This dispute over the potential, likely, and possible impacts of Keystone XL can feel confusing because it deals in so many counterfactuals and so much crystal ball-gazing. For example, today’s report says:
“Several analysts and financial institutions have stated that denying the proposed Project would have significant impacts on oil sands production. To the extent that other assessments appear to differ from the analysis in this report, they typically do so because they have different focuses, near-term time scales, or production expectations, and/or include less detailed data and analysis about rail than this report.”
To put that in lay terms: Any analysis of the pipeline’s impact will be informed by the time period you’re using to make your analysis, and by the assumptions you make about whether there will be future action on reducing greenhouse gas emissions.
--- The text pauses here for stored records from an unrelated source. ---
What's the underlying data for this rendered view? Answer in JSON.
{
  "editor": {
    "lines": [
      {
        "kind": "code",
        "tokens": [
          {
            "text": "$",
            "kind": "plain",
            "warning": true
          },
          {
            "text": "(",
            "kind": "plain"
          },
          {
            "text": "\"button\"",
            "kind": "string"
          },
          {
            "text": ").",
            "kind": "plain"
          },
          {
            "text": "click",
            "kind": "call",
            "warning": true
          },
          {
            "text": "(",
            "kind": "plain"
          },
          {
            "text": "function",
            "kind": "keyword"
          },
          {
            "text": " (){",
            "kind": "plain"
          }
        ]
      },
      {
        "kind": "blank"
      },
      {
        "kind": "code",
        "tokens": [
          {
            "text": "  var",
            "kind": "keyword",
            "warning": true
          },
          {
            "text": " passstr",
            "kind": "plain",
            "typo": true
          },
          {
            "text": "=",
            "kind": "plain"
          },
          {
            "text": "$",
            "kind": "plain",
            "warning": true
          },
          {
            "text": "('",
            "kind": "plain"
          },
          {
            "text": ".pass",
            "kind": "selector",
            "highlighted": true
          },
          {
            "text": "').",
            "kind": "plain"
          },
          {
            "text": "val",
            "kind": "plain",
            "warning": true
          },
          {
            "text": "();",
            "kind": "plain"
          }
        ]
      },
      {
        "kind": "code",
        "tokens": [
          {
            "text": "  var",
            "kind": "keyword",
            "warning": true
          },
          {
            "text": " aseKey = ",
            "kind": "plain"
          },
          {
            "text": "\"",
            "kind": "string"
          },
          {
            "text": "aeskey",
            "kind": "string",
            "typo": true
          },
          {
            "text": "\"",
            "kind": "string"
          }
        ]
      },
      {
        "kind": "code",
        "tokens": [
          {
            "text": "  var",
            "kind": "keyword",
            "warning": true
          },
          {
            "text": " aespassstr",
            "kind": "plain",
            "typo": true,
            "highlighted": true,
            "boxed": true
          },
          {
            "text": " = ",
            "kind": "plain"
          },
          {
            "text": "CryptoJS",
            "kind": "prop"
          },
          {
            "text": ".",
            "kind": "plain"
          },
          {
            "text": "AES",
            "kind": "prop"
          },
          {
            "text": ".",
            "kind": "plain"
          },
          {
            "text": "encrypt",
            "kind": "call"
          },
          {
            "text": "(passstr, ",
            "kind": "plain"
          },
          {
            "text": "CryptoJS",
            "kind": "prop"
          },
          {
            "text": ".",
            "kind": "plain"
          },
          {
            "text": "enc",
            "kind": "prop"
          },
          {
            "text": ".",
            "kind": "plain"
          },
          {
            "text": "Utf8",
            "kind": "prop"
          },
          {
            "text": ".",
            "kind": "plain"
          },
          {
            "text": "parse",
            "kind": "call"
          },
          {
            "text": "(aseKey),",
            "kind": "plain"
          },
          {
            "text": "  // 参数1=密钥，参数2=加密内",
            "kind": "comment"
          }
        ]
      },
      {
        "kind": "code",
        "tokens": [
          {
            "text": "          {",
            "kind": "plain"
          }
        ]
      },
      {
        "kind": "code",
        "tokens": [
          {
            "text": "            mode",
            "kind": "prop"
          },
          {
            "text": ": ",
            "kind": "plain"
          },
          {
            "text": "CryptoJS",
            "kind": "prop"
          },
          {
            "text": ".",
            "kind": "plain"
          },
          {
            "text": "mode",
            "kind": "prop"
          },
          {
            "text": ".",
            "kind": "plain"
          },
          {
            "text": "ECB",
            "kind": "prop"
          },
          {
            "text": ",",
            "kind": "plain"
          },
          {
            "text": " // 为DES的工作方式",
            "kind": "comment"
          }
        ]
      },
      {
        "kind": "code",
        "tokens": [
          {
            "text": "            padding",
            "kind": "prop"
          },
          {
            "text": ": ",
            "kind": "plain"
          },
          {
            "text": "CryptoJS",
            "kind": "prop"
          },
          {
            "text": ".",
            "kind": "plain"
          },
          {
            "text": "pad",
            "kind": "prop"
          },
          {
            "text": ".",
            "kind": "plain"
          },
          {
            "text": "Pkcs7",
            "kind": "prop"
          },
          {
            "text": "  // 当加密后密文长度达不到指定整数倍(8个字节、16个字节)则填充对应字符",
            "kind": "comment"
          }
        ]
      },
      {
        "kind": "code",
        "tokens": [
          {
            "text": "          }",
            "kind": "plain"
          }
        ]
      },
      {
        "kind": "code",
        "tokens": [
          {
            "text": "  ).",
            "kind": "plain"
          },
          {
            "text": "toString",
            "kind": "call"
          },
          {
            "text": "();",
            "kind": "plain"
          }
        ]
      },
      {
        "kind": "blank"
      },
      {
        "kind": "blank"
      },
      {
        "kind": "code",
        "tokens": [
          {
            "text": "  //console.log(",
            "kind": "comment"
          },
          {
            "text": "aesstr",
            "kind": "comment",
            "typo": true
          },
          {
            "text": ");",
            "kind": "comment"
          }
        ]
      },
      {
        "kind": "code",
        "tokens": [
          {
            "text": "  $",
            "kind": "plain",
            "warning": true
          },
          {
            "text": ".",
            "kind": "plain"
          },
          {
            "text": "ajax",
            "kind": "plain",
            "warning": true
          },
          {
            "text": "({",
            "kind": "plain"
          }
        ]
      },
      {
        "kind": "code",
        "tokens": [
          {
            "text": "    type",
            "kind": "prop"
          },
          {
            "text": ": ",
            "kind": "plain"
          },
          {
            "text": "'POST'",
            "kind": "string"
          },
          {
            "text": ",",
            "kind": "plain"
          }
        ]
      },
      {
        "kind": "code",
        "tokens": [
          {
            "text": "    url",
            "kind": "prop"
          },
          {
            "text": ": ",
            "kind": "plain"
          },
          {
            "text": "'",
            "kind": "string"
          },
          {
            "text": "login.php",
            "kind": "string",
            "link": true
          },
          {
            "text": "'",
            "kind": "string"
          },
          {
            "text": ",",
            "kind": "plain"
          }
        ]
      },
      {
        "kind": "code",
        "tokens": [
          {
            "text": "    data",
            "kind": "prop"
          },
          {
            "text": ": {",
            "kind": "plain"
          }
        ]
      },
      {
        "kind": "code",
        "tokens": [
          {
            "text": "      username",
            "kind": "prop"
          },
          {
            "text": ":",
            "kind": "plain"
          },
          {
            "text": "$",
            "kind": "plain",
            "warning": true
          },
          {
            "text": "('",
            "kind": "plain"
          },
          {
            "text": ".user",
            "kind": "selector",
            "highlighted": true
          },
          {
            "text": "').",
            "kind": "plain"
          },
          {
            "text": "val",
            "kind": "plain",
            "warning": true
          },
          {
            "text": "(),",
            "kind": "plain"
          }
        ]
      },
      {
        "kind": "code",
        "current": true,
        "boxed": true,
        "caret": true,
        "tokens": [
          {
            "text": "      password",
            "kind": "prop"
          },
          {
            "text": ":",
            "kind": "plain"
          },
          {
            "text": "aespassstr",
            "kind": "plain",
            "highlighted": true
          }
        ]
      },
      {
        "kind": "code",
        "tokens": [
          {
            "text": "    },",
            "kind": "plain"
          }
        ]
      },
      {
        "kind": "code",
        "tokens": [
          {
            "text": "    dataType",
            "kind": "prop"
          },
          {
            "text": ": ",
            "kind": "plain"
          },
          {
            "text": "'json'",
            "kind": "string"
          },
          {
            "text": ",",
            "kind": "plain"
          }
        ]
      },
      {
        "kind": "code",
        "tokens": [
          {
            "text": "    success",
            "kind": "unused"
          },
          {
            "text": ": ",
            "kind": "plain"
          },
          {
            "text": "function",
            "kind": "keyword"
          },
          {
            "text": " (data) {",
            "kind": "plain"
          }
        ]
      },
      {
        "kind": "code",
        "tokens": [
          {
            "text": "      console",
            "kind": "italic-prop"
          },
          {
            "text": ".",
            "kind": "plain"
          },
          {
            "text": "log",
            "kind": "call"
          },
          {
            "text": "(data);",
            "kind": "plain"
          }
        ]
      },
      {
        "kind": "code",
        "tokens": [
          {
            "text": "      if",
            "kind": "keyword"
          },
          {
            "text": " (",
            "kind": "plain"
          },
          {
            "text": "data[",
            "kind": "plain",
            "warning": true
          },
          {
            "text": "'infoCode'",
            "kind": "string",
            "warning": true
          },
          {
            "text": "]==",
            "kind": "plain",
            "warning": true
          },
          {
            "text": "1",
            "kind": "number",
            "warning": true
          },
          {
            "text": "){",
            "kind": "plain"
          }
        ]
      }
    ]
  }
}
According to environmental groups, the State Department report’s greatest weakness is its failure to even consider a scenario under which the US takes action on climate change.
"What the report fails to consider is just as significant,” Michael Brune, executive director of the Sierra Club, said. “The market analysis assumes that over the next 20 years there will be no new efforts to curb carbon pollution and stimulate advanced batteries, fuel efficiency and clean energy – which, if true, would prevent us from meeting the challenge of climate disruption.”
Even within the report’s own narrow frame of possibilities, it seems to overstate the ability to ship tar sands oil through and to the US without a new pipeline. The report says:
“While short-term physical transportation constraints introduce uncertainty to industry outlooks over the next decade, new data and analysis in Section 1.4, Market Analysis, indicate that rail will likely be able to accommodate new production if new pipelines are delayed or not constructed.”
Shorter version: It doesn’t matter if Keystone XL is built, the Canadian producers will just ship the tar sands via rail. True, rail shipments of crude oil are at an all time high. But experts say it’s unlikely that rail could take the place of the pipeline. As Reuters reported last year: “Some industry officials, energy analysts and recent data raise questions about whether the industry is really eager to adopt crude-by-rail should the US government rule against the TransCanada Corp. pipeline.
They say train transport is so expensive that Canadian heavy crude, produced by processing bituminous sand, isn't likely to reach Texas and Louisiana in Keystone-like quantities by rail.”
On the tele-press conference, at least one reporter, Bloomberg’s Mark Drajem, seemed eager to frame the report as a bummer for environmentalists. Drajem asked whether the environmental campaigners were “disappointed” by the report.
No one took the bait. Instead, the enviros stayed firm in making their case that, as McKibben put it, the president has the information he needs to deny the pipeline. More importantly, environmental groups say they are committed to keep putting pressure on the president and Secretary of State John Kerry to reject the project.
Environmental activists are already mobilizing to hold anti-Keystone vigils across the US on Monday night. More than 75,000 people have pledged to engage in peaceful civil disobedience to communicate to the president their opposition to the pipeline. And the issue is likely to be a hot issue in the mid-term elections if the president still hasn’t made a decision on the project by later this year.
“This is not a final decision, it’s just a study, it does not recommend a course of action,” longtime Keystone opponent Kenny Bruno said on the call today. “The game is not over, we are just entering the fourth quarter. We think the wind is at our back. The decision is now in the hands of climate champions John Kerry and Barack Obama.”